As more and more Australians are using antidepressants, or medications associated with mental illness, the time is right for a re-think on the approach to treatment of these conditions.
Eighty-nine Australians in every 1,000 are now prescribed some form of daily anti-depressant, but 10 years ago the rate was closer to 45 – near enough to a 100 percent increase, and more than enough cause for concern.
While the causes of this increase are numerous, and the centre of many debates that don’t provide concrete resolutions about how to tackle the problem, one problem we can address is the lack of precision in depression treatment.
On average, statistics show that only 50 per cent of patients respond to their first anti-depressant treatment, making an already sensitive process difficult and time consuming.
There is also a degree of subjectivity that goes into mental health treatment, unlike many other medical areas that generally provide an accepted guideline for diagnosis and treatment that varies little from patient to patient.
Add to that the fact that adjusting to new medication can take 3-4 weeks, patient’s wellbeing can be seriously compromised.
In essence, these factors mean that by its very nature, depression treatment can be “trial and error”. That is not to say for a moment that doctors are at fault here – let me be abundantly clear that this is not the case, nor is it inferred – it is simply the status quo.
Indeed, doctors do the very best they can with the information they have.
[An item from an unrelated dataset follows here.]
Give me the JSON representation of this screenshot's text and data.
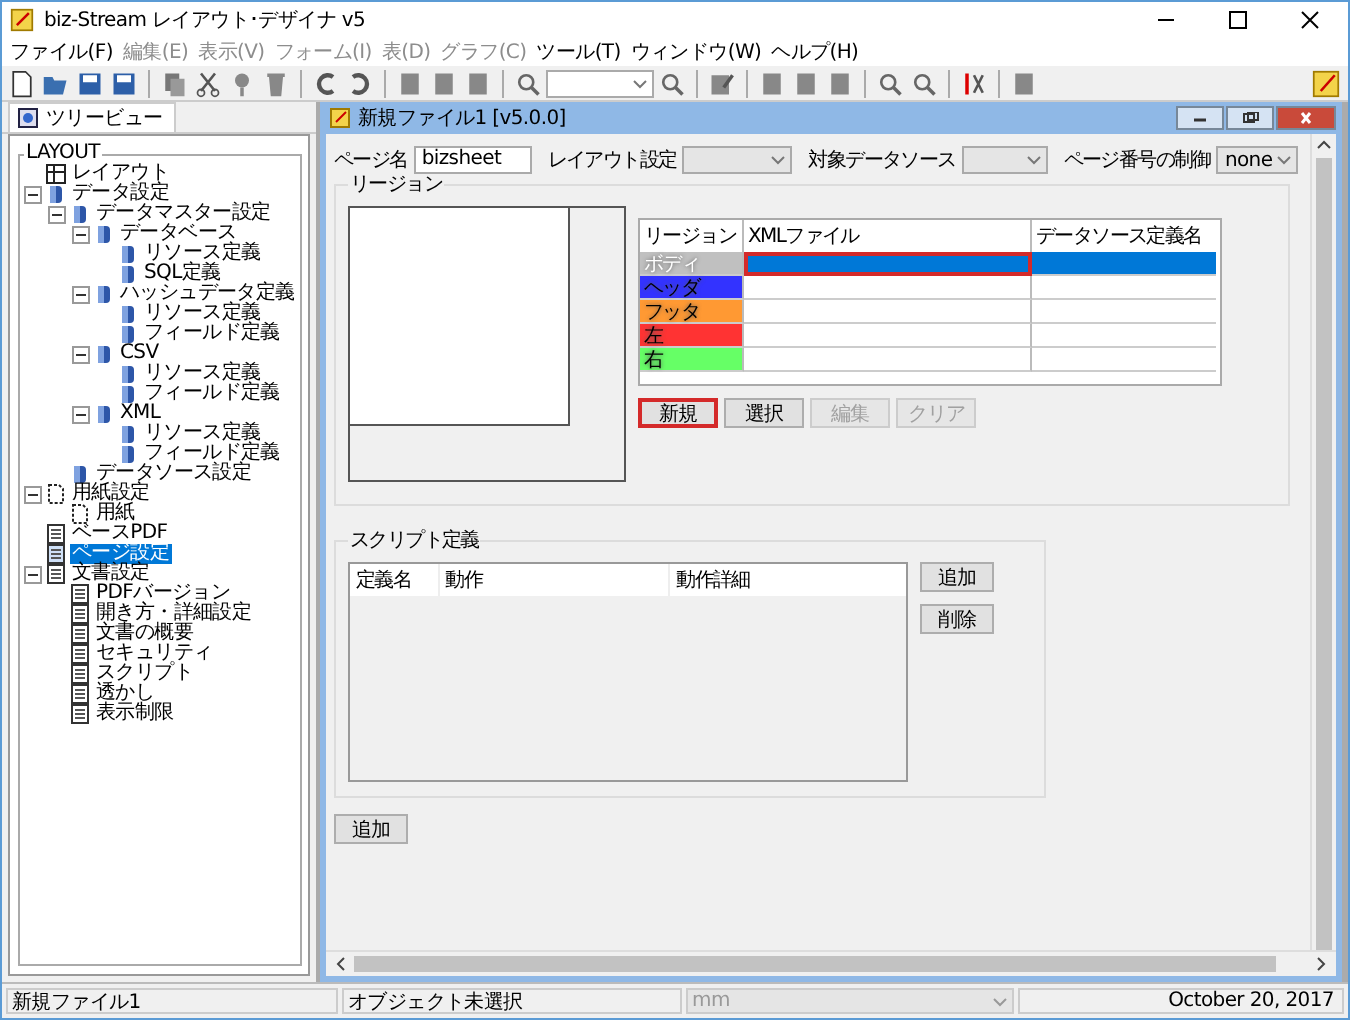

But given the complexities associated with mental illness, and the variations in patients, prescribing is at best hit and miss.